Sur­vey: Pes­simism grow­ing in Amer­ica

The Washington Times Weekly - - National - BY MEGHAN BARTLETT

Anx­i­ety about ter­ror­ism, crime and di­vi­sions over racial and po­lit­i­cal dis­crim­i­na­tion are con­tribut­ing to a grow­ing pes­simism among Amer­i­cans, ac­cord­ing to a sweep­ing new sur­vey of na­tional val­ues re­leased Tues­day.

The lat­est sam­pling of Amer­i­can val­ues on a wide range of is­sues found an 11 per­cent­age point spike in the num­ber of Amer­i­cans who be­lieve the coun­try’s “best days are be­hind us” — 49 per­cent said they thought Amer­ica’s best days were in the past com­pared with 38 per­cent just three years ago, ac­cord­ing to 2015 Amer­i­can Val­ues Sur­vey, con­ducted by the Pub­lic Re­li­gion Re­search In­sti­tute.

There was a par­ti­san el­e­ment to the pes­simism: 58 per­cent of Repub­li­cans said Amer­ica has peaked, com­pared to 30 per­cent of Democrats who agreed.

Pri­mary con­cerns con­tribut­ing to the dour mood in­clude health care woes, ter­ror­ism and the rise of mil­i­tant Is­lam. A ma­jor­ity of Amer­i­cans (56 per­cent) think Is­lam be­liefs are op­posed to Amer­i­can val­ues, a 9 per­cent in­crease from four years ago when Amer­i­cans were more evenly di­vided, with 47 per­cent agree­ing and 48 per­cent dis­agree­ing.

A stag­nant econ­omy has de­flated morale as the ma­jor­ity of Amer­i­cans (72 per­cent) still be­lieve the coun­try is in re­ces­sion — just a four-point dip from 2012 de­spite a ris­ing GDP and fall­ing nom­i­nal em­ploy­ment rates.

Only half of Amer­i­cans re­ported some or a great deal of con­fi­dence in the fed­eral gov­ern­ment. Just 42 per­cent say the gov­ern­ment looks out for them some­what or very well, with se­niors the only group where a ma­jor­ity ex­presses con­fi­dence that the gov­ern­ment takes care of them.

A ma­jor­ity of Amer­i­cans are also skep­ti­cal about an­other Bush or Clin­ton lead­ing the coun­try will lead to brighter days: 54 per­cent of Amer­i­cans be­lieve elect­ing ei­ther Jeb Bush or Hil­lary Rod­ham Clin­ton next year would weaken the coun­try, in­clud­ing 61 per­cent of the Repub­li­cans polled. The sur­vey also found:

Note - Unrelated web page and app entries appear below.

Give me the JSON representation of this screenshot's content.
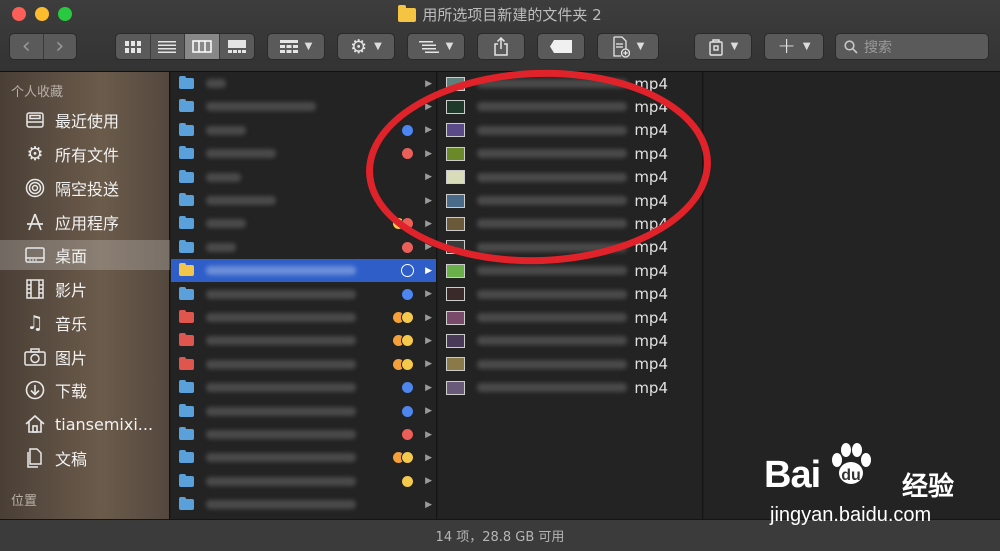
{
  "window": {
    "title": "用所选项目新建的文件夹 2"
  },
  "toolbar": {
    "back": "‹",
    "forward": "›",
    "gear": "⚙",
    "add": "+",
    "search_placeholder": "搜索"
  },
  "sidebar": {
    "favorites_header": "个人收藏",
    "locations_header": "位置",
    "items": [
      {
        "label": "最近使用",
        "icon": "recents-icon"
      },
      {
        "label": "所有文件",
        "icon": "all-files-icon"
      },
      {
        "label": "隔空投送",
        "icon": "airdrop-icon"
      },
      {
        "label": "应用程序",
        "icon": "applications-icon"
      },
      {
        "label": "桌面",
        "icon": "desktop-icon",
        "selected": true
      },
      {
        "label": "影片",
        "icon": "movies-icon"
      },
      {
        "label": "音乐",
        "icon": "music-icon"
      },
      {
        "label": "图片",
        "icon": "pictures-icon"
      },
      {
        "label": "下载",
        "icon": "downloads-icon"
      },
      {
        "label": "tiansemixi...",
        "icon": "home-icon"
      },
      {
        "label": "文稿",
        "icon": "documents-icon"
      }
    ]
  },
  "column1": {
    "rows": [
      {
        "folder_color": "#5aa1dc",
        "tags": []
      },
      {
        "folder_color": "#5aa1dc",
        "tags": []
      },
      {
        "folder_color": "#5aa1dc",
        "tags": [
          "blue"
        ]
      },
      {
        "folder_color": "#5aa1dc",
        "tags": [
          "red"
        ]
      },
      {
        "folder_color": "#5aa1dc",
        "tags": []
      },
      {
        "folder_color": "#5aa1dc",
        "tags": []
      },
      {
        "folder_color": "#5aa1dc",
        "tags": [
          "yellow",
          "red"
        ]
      },
      {
        "folder_color": "#5aa1dc",
        "tags": [
          "red"
        ]
      },
      {
        "folder_color": "#f3c54a",
        "tags": [
          "hollow"
        ],
        "selected": true
      },
      {
        "folder_color": "#5aa1dc",
        "tags": [
          "blue"
        ]
      },
      {
        "folder_color": "#e0564f",
        "tags": [
          "orange",
          "yellow"
        ]
      },
      {
        "folder_color": "#e0564f",
        "tags": [
          "orange",
          "yellow"
        ]
      },
      {
        "folder_color": "#e0564f",
        "tags": [
          "orange",
          "yellow"
        ]
      },
      {
        "folder_color": "#5aa1dc",
        "tags": [
          "blue"
        ]
      },
      {
        "folder_color": "#5aa1dc",
        "tags": [
          "blue"
        ]
      },
      {
        "folder_color": "#5aa1dc",
        "tags": [
          "red"
        ]
      },
      {
        "folder_color": "#5aa1dc",
        "tags": [
          "orange",
          "yellow"
        ]
      },
      {
        "folder_color": "#5aa1dc",
        "tags": [
          "yellow"
        ]
      },
      {
        "folder_color": "#5aa1dc",
        "tags": []
      }
    ]
  },
  "column2": {
    "file_ext": "mp4",
    "count": 14
  },
  "status": {
    "text": "14 项，28.8 GB 可用"
  },
  "watermark": {
    "brand": "Bai  经验",
    "brand_cn": "经验",
    "url": "jingyan.baidu.com"
  },
  "colors": {
    "annotation": "#e0222a",
    "selection": "#2f5ec9"
  }
}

64 per­cent of black Amer­i­cans be­lieve mis­treat­ment of peo­ple by po­lice is a prob­lem in their com­mu­nity, com­pared with just 17 per­cent of whites and 47 per­cent of His­pan­ics.

60 per­cent of black Amer­i­cans be­lieve racial ten­sions are an is­sue, com­pared with 27 per­cent of whites and 49 per­cent of His­pan­ics.

Among re­li­gious groups, white evan­gel­i­cal Protes­tants and white main­stream Protes­tants re­port be­ing far more pes­simistic than other groups, with ma­jori­ties be­liev­ing that Amer­ica’s best days are be­hind us. By con­trast, ma­jori­ties of Amer­i­can Catholics, black Protes­tants and re­li­giously un­af­fil­i­ated Amer­i­cans all say the coun­try’s best days are still to come.

Newspapers in English

Newspapers from USA

© PressReader. All rights reserved.